ISSN: 0041-4255
e-ISSN: 2791-6472

Derya Coşkun1, Anıl Yasin Oğuz2

1Erzurum Teknik Üniversitesi, Edebiyat Fakültesi, Tarih Bölümü, Erzurum/TÜRKİYE
2İstanbul Üniversitesi, Sosyal Bilimler Enstitüsü, İstanbul/TÜRKİYE

Keywords: Silk, Mongols, Tax, China, Yuan Dynasty.


The Silk Road, known as the oldest trade route in world history, is the main artery of interactions and changes that occur in commercial, religious and cultural terms. Although this road, which emerged depending on the needs of people living in different geographies, took its name from the silk traded, it is known that other valuable goods and the merchandise were sent to different countries via this road. For this reason, the interaction of different ethnic origins and cultures with the east-west synthesis that took place throughout Eurasia was clearly felt. Especially the Mongol Empire period (1206-1294) was a time when communities were migrated to different geographies including the Far East and the Middle East, which can be considered as the two ends of the world, and had important cultural exchanges.
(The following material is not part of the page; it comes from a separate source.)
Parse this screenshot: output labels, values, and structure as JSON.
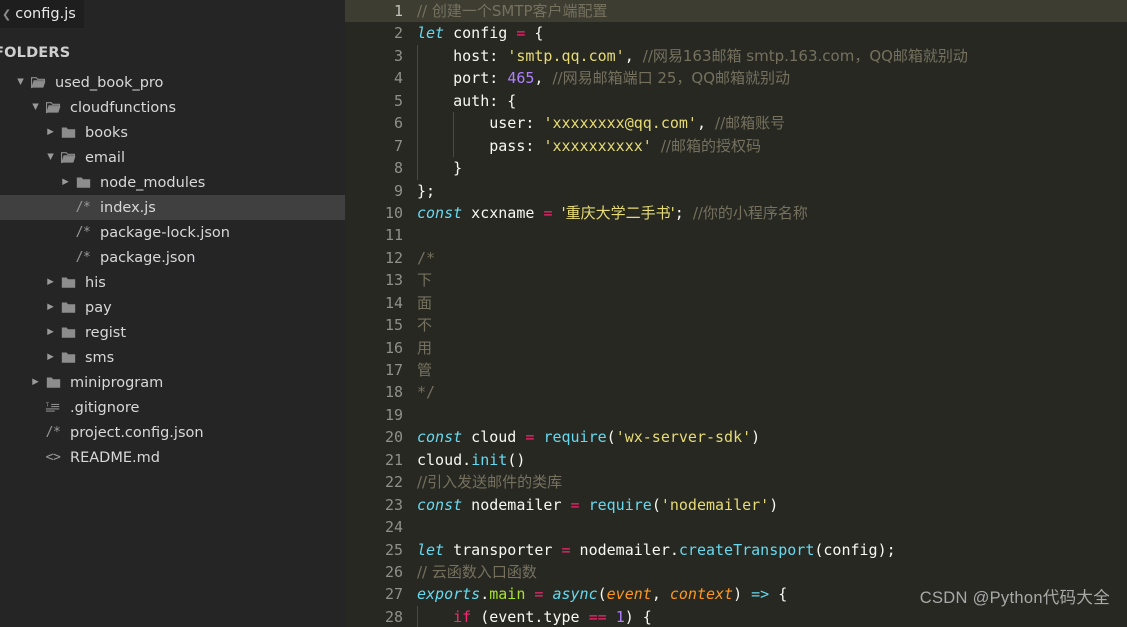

Silk, which has attracted the attention of mankind since ancient times, has played a prominent role in the status and wealth of people. It was accepted as a luxury commodity, perhaps because of its material value, and was subject to a certain tax system. During the Mongol Empire period (602-693/1206-1294), special silk taxes, especially on household basis, began to be collected from China, where the production was most intense. So much so that some families in Mongolian China were separated from other families under the name of “silk households” (絲戶). The silk tax, which was also given importance by the Mongols, started to be collected from various regions of North China under the name of “five household silk” (五戶絲) as raw silk. When evaluated in this context, the article deals with the annual silk taxes that the Mongols received from China and silk allocations for the Mongol noble.